Check each line of the material below for "pateiktą", then copy the ones that contain it.

Information

+---+

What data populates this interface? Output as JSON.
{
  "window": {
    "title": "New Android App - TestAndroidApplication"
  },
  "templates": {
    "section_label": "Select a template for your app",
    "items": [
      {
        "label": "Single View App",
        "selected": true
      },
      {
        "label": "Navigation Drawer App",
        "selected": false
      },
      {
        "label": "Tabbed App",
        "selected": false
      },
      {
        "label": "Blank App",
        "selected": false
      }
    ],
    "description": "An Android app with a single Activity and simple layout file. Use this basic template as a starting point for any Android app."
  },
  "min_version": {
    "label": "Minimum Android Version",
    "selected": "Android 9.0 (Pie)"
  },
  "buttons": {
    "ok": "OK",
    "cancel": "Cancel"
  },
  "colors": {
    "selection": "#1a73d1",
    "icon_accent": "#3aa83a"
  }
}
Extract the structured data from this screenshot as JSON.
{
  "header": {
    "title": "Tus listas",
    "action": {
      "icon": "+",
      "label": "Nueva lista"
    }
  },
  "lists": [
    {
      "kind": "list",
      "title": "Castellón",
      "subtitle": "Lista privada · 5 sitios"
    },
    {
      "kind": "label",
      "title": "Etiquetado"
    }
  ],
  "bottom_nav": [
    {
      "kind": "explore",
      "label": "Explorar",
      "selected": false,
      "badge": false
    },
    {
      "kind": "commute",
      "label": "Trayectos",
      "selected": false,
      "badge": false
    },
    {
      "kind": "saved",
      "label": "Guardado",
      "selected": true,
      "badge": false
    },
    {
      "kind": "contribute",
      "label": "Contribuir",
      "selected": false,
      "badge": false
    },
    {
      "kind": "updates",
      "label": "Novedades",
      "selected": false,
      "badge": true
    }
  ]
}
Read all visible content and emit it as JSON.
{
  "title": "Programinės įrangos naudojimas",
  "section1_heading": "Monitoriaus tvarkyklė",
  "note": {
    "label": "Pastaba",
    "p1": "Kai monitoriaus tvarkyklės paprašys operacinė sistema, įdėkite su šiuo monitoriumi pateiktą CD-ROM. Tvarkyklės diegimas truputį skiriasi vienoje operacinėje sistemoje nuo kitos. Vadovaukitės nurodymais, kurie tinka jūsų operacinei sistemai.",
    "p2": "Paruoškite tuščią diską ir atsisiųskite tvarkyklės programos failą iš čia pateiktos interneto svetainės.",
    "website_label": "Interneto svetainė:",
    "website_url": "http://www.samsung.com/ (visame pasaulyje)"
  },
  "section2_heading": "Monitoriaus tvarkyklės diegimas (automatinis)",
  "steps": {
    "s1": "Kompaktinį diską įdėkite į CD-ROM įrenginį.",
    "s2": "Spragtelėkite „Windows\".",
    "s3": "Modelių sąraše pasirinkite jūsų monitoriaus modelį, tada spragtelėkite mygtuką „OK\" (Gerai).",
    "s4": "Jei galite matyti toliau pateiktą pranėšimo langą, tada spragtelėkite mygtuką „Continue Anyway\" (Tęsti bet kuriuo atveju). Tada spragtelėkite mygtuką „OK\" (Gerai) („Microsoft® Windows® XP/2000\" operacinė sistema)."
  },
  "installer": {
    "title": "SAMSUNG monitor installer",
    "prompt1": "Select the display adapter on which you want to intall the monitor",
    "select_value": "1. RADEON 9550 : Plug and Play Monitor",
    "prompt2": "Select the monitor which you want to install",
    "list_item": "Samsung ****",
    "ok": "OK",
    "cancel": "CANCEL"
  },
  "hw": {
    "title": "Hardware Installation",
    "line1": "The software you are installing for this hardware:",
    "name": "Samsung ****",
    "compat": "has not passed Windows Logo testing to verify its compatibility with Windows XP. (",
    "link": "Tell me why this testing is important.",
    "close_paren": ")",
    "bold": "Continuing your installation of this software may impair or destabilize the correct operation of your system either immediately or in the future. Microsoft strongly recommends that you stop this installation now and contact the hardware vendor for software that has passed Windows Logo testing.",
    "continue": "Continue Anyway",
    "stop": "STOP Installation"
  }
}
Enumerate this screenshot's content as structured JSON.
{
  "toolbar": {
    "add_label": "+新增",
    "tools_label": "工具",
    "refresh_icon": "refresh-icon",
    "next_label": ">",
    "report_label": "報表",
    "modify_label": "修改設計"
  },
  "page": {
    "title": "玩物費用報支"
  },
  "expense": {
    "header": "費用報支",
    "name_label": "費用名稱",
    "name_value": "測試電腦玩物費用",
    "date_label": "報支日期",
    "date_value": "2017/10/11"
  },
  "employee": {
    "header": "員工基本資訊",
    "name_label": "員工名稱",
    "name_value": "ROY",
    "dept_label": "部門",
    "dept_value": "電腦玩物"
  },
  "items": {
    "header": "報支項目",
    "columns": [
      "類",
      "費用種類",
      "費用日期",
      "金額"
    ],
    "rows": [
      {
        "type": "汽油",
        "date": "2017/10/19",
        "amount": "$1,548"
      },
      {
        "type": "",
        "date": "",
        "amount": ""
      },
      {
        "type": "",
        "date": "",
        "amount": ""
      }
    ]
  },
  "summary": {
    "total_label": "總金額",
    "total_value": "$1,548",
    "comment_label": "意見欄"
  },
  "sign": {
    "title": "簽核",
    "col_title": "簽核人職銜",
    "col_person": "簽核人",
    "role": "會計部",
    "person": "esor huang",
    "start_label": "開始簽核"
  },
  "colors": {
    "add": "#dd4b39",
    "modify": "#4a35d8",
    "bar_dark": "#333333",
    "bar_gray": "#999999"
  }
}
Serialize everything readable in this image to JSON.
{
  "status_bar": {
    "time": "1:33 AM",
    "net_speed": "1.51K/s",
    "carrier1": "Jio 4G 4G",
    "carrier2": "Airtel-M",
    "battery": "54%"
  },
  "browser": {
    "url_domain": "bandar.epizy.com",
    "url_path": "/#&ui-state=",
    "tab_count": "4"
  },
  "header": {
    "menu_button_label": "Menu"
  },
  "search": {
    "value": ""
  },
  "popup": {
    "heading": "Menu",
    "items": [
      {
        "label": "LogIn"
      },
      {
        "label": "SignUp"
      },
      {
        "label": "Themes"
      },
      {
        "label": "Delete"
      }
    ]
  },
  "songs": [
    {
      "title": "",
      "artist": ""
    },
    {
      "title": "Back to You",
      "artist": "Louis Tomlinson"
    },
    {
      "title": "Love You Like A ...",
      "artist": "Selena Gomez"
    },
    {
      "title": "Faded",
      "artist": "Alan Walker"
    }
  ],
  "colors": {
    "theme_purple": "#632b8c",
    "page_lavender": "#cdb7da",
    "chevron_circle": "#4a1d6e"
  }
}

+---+

Solution to this exercise
    "p1": "Kai monitoriaus tvarkyklės paprašys operacinė sistema, įdėkite su šiuo monitoriumi pateiktą CD-ROM. Tvarkyklės diegimas truputį skiriasi vienoje operacinėje sistemoje nuo kitos. Vadovaukitės nurodymais, kurie tinka jūsų operacinei sistemai.",
    "s4": "Jei galite matyti toliau pateiktą pranėšimo langą, tada spragtelėkite mygtuką „Continue Anyway\" (Tęsti bet kuriuo atveju). Tada spragtelėkite mygtuką „OK\" (Gerai) („Microsoft® Windows® XP/2000\" operacinė sistema)."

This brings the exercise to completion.